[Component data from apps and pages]
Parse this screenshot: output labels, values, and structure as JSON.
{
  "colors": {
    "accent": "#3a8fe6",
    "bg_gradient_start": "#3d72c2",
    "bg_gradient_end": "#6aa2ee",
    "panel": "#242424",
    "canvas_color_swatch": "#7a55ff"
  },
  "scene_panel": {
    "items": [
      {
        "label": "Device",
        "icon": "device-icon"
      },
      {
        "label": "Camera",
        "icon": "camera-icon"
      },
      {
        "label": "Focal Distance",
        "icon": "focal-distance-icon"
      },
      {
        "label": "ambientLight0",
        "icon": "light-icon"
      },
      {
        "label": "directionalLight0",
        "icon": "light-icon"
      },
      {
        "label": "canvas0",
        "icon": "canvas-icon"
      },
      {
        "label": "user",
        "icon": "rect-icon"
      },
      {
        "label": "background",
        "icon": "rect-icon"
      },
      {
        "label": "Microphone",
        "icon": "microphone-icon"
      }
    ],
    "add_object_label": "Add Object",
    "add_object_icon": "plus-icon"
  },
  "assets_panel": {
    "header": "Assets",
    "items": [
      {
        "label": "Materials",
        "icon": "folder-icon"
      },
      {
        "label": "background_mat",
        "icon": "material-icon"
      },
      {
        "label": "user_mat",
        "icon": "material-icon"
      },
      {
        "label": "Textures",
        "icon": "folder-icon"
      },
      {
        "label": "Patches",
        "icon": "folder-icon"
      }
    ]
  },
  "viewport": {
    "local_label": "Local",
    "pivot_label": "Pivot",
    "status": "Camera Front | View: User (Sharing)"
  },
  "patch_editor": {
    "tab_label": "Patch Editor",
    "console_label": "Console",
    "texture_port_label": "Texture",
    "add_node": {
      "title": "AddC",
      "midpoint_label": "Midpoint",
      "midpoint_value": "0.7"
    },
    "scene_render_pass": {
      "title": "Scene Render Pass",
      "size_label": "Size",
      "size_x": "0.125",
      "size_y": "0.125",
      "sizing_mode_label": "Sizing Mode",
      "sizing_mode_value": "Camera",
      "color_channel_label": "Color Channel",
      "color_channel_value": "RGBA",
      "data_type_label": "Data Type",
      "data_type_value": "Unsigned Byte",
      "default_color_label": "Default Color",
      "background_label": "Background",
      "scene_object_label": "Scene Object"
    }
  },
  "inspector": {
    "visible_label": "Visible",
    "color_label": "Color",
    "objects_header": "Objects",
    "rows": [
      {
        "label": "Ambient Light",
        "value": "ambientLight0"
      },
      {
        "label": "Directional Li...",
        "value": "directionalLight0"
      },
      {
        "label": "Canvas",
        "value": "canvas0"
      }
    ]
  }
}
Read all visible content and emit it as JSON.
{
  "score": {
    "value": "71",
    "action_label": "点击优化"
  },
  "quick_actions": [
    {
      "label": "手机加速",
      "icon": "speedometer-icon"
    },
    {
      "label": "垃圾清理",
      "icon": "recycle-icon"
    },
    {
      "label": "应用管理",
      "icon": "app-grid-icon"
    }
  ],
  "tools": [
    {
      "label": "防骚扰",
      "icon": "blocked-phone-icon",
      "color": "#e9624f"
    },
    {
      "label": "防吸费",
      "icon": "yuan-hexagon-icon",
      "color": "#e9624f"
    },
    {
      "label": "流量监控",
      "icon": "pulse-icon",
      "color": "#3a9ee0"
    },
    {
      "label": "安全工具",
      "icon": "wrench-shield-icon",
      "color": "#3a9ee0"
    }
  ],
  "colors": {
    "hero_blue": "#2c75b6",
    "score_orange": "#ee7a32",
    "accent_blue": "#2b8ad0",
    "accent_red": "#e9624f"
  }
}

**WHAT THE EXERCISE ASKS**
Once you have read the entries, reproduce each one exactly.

**RESPONSE AREA**
Parse this screenshot: output labels, values, and structure as JSON.
{
  "colors": {
    "accent": "#3a8fe6",
    "bg_gradient_start": "#3d72c2",
    "bg_gradient_end": "#6aa2ee",
    "panel": "#242424",
    "canvas_color_swatch": "#7a55ff"
  },
  "scene_panel": {
    "items": [
      {
        "label": "Device",
        "icon": "device-icon"
      },
      {
        "label": "Camera",
        "icon": "camera-icon"
      },
      {
        "label": "Focal Distance",
        "icon": "focal-distance-icon"
      },
      {
        "label": "ambientLight0",
        "icon": "light-icon"
      },
      {
        "label": "directionalLight0",
        "icon": "light-icon"
      },
      {
        "label": "canvas0",
        "icon": "canvas-icon"
      },
      {
        "label": "user",
        "icon": "rect-icon"
      },
      {
        "label": "background",
        "icon": "rect-icon"
      },
      {
        "label": "Microphone",
        "icon": "microphone-icon"
      }
    ],
    "add_object_label": "Add Object",
    "add_object_icon": "plus-icon"
  },
  "assets_panel": {
    "header": "Assets",
    "items": [
      {
        "label": "Materials",
        "icon": "folder-icon"
      },
      {
        "label": "background_mat",
        "icon": "material-icon"
      },
      {
        "label": "user_mat",
        "icon": "material-icon"
      },
      {
        "label": "Textures",
        "icon": "folder-icon"
      },
      {
        "label": "Patches",
        "icon": "folder-icon"
      }
    ]
  },
  "viewport": {
    "local_label": "Local",
    "pivot_label": "Pivot",
    "status": "Camera Front | View: User (Sharing)"
  },
  "patch_editor": {
    "tab_label": "Patch Editor",
    "console_label": "Console",
    "texture_port_label": "Texture",
    "add_node": {
      "title": "AddC",
      "midpoint_label": "Midpoint",
      "midpoint_value": "0.7"
    },
    "scene_render_pass": {
      "title": "Scene Render Pass",
      "size_label": "Size",
      "size_x": "0.125",
      "size_y": "0.125",
      "sizing_mode_label": "Sizing Mode",
      "sizing_mode_value": "Camera",
      "color_channel_label": "Color Channel",
      "color_channel_value": "RGBA",
      "data_type_label": "Data Type",
      "data_type_value": "Unsigned Byte",
      "default_color_label": "Default Color",
      "background_label": "Background",
      "scene_object_label": "Scene Object"
    }
  },
  "inspector": {
    "visible_label": "Visible",
    "color_label": "Color",
    "objects_header": "Objects",
    "rows": [
      {
        "label": "Ambient Light",
        "value": "ambientLight0"
      },
      {
        "label": "Directional Li...",
        "value": "directionalLight0"
      },
      {
        "label": "Canvas",
        "value": "canvas0"
      }
    ]
  }
}
Read all visible content and emit it as JSON.
{
  "score": {
    "value": "71",
    "action_label": "点击优化"
  },
  "quick_actions": [
    {
      "label": "手机加速",
      "icon": "speedometer-icon"
    },
    {
      "label": "垃圾清理",
      "icon": "recycle-icon"
    },
    {
      "label": "应用管理",
      "icon": "app-grid-icon"
    }
  ],
  "tools": [
    {
      "label": "防骚扰",
      "icon": "blocked-phone-icon",
      "color": "#e9624f"
    },
    {
      "label": "防吸费",
      "icon": "yuan-hexagon-icon",
      "color": "#e9624f"
    },
    {
      "label": "流量监控",
      "icon": "pulse-icon",
      "color": "#3a9ee0"
    },
    {
      "label": "安全工具",
      "icon": "wrench-shield-icon",
      "color": "#3a9ee0"
    }
  ],
  "colors": {
    "hero_blue": "#2c75b6",
    "score_orange": "#ee7a32",
    "accent_blue": "#2b8ad0",
    "accent_red": "#e9624f"
  }
}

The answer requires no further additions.